The second “ex tractatus” setting to music is by Girolamo Rossi and takes us to Naples. Thanks to the research of Giovanni Paolo Maione and Francesco Cotticelli, we know that Rossi – whose biographical data is also unknown – was the chapel master at the Oratorio del Santissima Crocifisso di San Paolo in Naples in 1733. The cantata is dedicated to “ D. Giovannina e D. Anna Maria Capece Minutolo de’ Principi di Canosa”, which suggests that the cantata was performed in the monastery of Santa Maria Donnaromita during Holy Week after 1760.
Aside from vocal register and instrumentation, Rossi’s cantata could not be more different from Martini’s. It amazes us by its unmistakable closeness to the operatic style and the vocal cadenzas, all of which were composed by Rossi and are an indication of how far taste had evolved in the second half of the century. The instruction that a harpsichord should be used in the continuo should also be emphasized, which again leads us to the combination of salterio and harpsichord. While the technical demands of Martini’s work are extremely moderate, Rossi’s cantata, with its double trills, two- part passages, arpeggios and difficult tonalities, presents far greater challenges.
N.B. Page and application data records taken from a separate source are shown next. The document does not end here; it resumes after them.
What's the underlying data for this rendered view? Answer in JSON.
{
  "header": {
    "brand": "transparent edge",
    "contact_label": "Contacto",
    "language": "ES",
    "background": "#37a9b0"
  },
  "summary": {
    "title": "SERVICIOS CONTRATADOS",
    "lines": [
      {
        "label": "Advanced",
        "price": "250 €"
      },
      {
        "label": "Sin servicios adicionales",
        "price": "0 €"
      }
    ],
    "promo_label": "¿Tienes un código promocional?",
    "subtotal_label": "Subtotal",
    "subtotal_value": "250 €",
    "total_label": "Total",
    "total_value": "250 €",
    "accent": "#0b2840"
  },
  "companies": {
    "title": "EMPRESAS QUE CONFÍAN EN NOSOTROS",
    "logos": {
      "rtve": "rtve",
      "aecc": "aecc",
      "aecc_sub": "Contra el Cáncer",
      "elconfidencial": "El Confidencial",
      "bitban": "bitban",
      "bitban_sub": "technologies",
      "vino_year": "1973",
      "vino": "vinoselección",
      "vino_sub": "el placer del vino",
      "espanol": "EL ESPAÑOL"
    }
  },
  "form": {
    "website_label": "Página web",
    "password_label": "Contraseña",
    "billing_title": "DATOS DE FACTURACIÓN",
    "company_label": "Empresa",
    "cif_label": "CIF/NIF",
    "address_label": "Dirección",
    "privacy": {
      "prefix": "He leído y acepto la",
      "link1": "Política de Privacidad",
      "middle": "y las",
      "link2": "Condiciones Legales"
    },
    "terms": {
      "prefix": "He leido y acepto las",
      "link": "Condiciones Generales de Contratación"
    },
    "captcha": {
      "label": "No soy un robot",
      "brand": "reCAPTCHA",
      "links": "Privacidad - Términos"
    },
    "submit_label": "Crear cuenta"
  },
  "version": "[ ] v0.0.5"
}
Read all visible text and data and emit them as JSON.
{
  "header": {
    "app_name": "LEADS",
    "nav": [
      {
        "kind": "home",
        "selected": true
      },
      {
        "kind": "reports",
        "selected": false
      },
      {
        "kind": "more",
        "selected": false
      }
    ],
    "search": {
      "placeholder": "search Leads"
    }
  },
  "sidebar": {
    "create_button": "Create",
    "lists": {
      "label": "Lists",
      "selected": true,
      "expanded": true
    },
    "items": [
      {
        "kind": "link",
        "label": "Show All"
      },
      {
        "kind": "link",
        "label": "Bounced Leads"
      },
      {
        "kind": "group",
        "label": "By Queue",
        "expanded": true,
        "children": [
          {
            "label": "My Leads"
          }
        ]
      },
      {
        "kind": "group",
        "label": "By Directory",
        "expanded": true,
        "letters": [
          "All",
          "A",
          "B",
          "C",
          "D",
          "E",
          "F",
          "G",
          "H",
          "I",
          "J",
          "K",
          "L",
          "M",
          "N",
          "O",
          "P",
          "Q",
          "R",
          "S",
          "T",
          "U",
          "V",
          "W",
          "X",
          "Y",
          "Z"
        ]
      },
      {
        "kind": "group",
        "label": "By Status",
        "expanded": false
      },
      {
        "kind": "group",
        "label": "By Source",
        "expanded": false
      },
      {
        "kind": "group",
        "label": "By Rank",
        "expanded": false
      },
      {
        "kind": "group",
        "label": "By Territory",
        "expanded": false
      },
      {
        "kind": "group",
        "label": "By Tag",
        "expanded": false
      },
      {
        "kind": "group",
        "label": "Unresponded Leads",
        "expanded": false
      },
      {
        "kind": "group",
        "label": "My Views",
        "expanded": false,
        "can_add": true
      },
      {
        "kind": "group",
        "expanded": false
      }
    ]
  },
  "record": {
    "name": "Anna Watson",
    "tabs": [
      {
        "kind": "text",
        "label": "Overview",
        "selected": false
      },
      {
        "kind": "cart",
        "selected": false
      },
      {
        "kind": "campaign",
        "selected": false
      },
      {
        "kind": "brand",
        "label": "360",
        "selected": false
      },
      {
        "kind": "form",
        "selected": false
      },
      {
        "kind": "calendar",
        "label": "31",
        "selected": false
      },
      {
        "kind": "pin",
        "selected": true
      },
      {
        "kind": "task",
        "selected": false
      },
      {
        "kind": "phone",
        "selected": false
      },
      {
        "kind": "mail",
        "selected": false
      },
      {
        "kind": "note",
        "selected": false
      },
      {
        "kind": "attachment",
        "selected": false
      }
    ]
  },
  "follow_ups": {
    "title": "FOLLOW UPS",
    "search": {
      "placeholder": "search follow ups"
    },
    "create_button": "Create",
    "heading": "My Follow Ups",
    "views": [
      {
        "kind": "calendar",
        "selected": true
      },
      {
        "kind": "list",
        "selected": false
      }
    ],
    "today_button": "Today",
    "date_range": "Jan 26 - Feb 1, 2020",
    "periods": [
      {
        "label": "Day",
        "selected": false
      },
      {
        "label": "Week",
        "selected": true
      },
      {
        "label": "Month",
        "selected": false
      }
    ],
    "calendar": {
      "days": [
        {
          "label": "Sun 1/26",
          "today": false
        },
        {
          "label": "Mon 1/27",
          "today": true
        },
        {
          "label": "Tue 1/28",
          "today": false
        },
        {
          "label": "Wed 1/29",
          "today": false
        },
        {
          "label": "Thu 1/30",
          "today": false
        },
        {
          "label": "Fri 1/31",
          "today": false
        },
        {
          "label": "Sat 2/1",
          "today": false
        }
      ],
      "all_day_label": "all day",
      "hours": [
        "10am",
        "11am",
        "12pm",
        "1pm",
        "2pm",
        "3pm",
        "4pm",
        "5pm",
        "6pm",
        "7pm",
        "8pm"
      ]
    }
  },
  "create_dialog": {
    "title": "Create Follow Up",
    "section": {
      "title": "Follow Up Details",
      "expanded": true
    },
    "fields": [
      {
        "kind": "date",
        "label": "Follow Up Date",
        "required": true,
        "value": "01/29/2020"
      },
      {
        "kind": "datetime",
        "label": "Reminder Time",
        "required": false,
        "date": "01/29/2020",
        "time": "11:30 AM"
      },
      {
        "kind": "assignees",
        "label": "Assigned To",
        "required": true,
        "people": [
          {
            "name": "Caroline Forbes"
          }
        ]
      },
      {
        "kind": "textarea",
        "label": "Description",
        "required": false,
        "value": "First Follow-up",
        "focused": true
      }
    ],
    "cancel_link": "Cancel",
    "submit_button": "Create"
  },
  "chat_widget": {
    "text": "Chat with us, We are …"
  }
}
The musical text clearly indicates that this cantata is to be played in pizzicato.

The salterio sonata by Vito Ugolino comes from a recently discovered stock of sheet music which included a historical salterio and is now in Francesco Spada’s private collection in Lecce. The collection contains twenty-eight works by Neapolitan composers of the second half of the 18th century, including sonatas, minuets and concerts for the salterio. Vito Ugolino, born into a musical family of Naples, was in the service of the Royal Chapel from 1753 to 1790, which in those years also featured other salterio composers such as Litterio Ferrari or Emanuele Barbella in its ranks. Vito Ugolino played arciliuto and salterio and, like Ubaldi, he was forgotten as almost all his compositions were lost. The sonata, with its many successive chords and triplet figures, is unambiguously to be performed in pizzicato.

Fleischanderl, Franziska. „Salterio Italiano. Klangfarbenmalerei mit pizzicato und battuto“. In Booklet Text of the CD „Salterio Italiano“, Romina Basso and IL DOLCE CONFORTO, Franziska Fleischanderl. Heidelberg: Christophorus, 2018.